Interface dataset entries
--- START ---

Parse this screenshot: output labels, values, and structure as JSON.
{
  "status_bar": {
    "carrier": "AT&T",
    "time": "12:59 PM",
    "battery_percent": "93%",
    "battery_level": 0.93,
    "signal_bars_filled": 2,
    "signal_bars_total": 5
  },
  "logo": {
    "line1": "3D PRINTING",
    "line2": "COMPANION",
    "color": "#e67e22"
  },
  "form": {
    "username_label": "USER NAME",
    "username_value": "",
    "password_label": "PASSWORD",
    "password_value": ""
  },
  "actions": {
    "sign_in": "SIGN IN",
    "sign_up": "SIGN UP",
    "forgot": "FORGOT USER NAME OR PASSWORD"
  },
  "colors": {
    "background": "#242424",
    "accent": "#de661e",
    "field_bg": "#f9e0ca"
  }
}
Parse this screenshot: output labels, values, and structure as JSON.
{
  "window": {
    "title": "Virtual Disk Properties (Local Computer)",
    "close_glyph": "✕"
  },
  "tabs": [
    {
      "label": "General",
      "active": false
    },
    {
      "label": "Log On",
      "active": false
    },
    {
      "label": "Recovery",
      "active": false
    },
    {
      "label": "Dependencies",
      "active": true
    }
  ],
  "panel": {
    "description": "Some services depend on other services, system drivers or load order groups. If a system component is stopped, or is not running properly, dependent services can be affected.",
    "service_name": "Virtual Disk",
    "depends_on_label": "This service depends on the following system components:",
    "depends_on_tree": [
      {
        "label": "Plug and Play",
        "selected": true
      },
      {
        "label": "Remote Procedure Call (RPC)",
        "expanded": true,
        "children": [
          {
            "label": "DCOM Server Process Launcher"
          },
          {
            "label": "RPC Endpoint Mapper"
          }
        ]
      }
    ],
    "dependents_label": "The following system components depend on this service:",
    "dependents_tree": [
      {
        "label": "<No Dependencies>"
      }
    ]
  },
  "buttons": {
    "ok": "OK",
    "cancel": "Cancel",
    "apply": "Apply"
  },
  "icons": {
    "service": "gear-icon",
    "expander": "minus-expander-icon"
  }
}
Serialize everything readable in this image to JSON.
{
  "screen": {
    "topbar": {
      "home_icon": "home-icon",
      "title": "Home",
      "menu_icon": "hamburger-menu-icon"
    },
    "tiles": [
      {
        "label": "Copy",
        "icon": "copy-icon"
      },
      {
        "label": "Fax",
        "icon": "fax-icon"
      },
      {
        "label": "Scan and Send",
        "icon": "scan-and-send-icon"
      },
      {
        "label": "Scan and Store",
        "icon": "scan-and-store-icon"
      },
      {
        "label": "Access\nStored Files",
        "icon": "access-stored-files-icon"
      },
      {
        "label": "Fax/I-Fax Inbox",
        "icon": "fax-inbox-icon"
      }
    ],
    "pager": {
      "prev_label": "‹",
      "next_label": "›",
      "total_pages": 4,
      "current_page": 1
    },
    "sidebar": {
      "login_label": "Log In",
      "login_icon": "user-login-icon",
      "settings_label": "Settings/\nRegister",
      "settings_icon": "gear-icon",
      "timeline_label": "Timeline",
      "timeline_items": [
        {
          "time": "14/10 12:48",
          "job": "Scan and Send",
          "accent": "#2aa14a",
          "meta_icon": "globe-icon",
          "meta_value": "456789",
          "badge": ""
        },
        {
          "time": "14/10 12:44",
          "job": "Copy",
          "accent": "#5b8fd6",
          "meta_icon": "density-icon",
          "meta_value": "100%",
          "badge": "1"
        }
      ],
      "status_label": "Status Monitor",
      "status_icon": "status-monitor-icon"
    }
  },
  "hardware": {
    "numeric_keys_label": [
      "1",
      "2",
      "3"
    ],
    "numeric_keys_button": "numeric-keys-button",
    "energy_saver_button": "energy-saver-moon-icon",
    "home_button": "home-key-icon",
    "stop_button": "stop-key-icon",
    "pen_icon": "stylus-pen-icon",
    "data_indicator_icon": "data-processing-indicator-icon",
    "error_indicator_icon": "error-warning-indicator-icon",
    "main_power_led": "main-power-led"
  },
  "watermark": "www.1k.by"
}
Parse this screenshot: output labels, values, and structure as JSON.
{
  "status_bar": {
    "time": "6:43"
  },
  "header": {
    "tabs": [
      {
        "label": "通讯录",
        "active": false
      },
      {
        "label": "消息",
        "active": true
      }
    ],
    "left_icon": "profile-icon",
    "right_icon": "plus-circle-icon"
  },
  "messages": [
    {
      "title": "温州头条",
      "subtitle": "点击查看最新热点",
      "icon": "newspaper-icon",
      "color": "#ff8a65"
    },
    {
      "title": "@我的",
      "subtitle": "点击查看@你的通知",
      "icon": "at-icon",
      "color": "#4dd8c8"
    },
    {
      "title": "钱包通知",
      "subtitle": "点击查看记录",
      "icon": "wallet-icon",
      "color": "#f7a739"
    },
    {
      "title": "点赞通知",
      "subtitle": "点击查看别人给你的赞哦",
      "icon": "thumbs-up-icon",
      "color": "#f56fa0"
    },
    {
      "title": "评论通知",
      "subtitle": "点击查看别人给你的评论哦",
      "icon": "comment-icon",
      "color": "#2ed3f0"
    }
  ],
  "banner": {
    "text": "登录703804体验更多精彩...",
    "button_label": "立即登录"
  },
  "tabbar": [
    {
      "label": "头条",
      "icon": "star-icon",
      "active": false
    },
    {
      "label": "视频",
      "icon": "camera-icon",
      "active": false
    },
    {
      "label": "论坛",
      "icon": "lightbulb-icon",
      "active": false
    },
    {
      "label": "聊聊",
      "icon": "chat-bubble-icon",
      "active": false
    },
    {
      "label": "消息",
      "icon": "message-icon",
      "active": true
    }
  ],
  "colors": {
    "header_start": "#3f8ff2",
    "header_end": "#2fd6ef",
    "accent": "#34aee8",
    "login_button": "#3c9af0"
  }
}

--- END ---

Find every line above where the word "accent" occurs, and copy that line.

    "accent": "#de661e",
          "accent": "#2aa14a",
          "accent": "#5b8fd6",
    "accent": "#34aee8",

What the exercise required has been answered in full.